▸ RECORD EXCERPTS
================

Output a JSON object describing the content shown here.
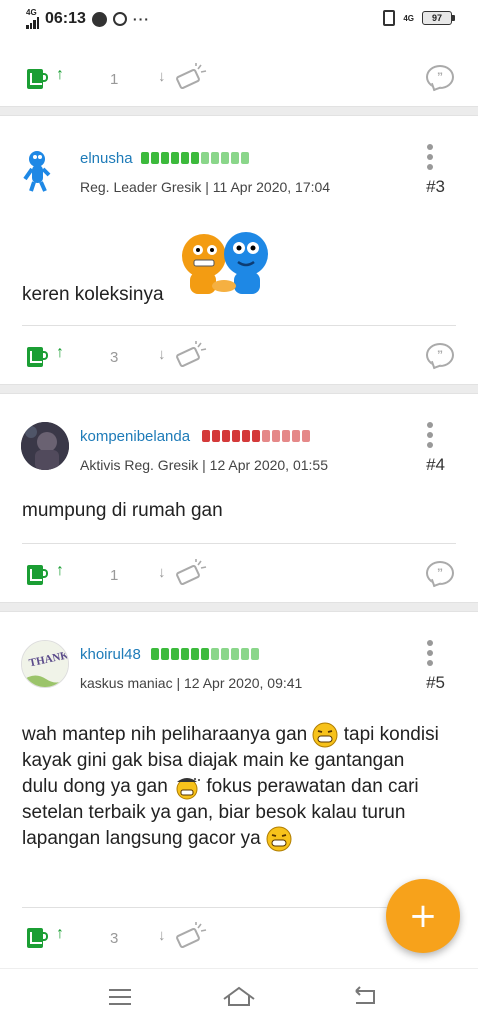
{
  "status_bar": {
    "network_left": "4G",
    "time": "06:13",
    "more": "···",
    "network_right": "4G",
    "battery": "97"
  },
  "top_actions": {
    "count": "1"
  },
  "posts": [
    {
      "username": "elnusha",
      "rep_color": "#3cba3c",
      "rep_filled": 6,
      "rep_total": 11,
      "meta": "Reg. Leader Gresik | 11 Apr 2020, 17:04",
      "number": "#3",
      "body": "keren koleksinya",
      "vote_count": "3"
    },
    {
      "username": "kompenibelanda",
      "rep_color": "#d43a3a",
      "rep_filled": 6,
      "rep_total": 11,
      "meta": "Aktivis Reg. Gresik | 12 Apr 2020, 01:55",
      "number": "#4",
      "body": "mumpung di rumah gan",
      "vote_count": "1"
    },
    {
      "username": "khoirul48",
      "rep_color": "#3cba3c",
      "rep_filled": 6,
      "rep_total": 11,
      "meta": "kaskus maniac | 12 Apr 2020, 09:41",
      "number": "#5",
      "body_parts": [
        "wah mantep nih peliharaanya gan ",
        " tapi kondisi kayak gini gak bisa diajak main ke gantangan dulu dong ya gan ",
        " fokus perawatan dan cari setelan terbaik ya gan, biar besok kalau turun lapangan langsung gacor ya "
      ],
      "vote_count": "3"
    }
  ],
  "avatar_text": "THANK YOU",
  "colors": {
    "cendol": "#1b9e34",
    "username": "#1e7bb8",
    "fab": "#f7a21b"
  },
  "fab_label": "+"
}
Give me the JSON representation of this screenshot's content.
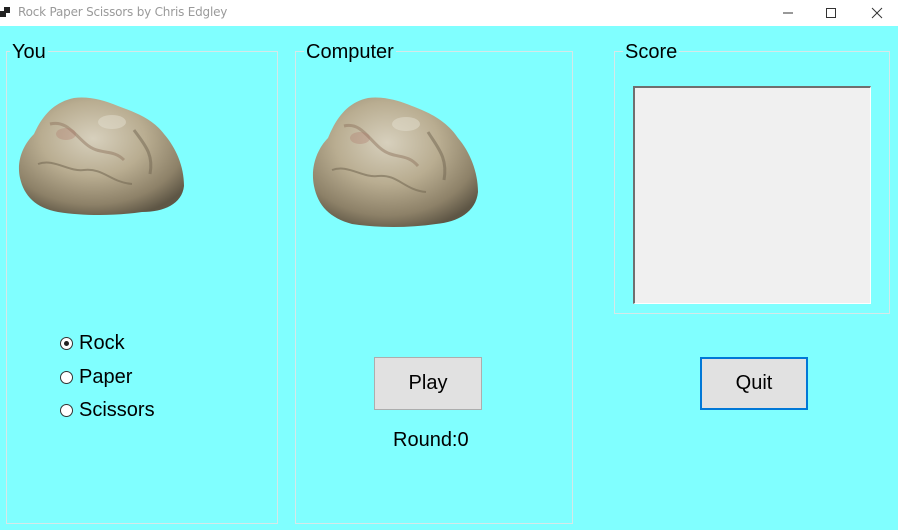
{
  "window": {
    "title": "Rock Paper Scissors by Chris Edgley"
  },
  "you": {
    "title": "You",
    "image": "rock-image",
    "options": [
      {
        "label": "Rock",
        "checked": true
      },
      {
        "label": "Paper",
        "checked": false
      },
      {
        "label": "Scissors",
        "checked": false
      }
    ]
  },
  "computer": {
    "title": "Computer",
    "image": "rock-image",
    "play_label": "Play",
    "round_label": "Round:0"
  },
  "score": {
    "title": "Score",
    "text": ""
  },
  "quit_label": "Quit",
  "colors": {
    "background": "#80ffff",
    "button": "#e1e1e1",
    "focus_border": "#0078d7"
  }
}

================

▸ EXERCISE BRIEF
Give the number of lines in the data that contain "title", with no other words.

▸ FINAL ANSWER
4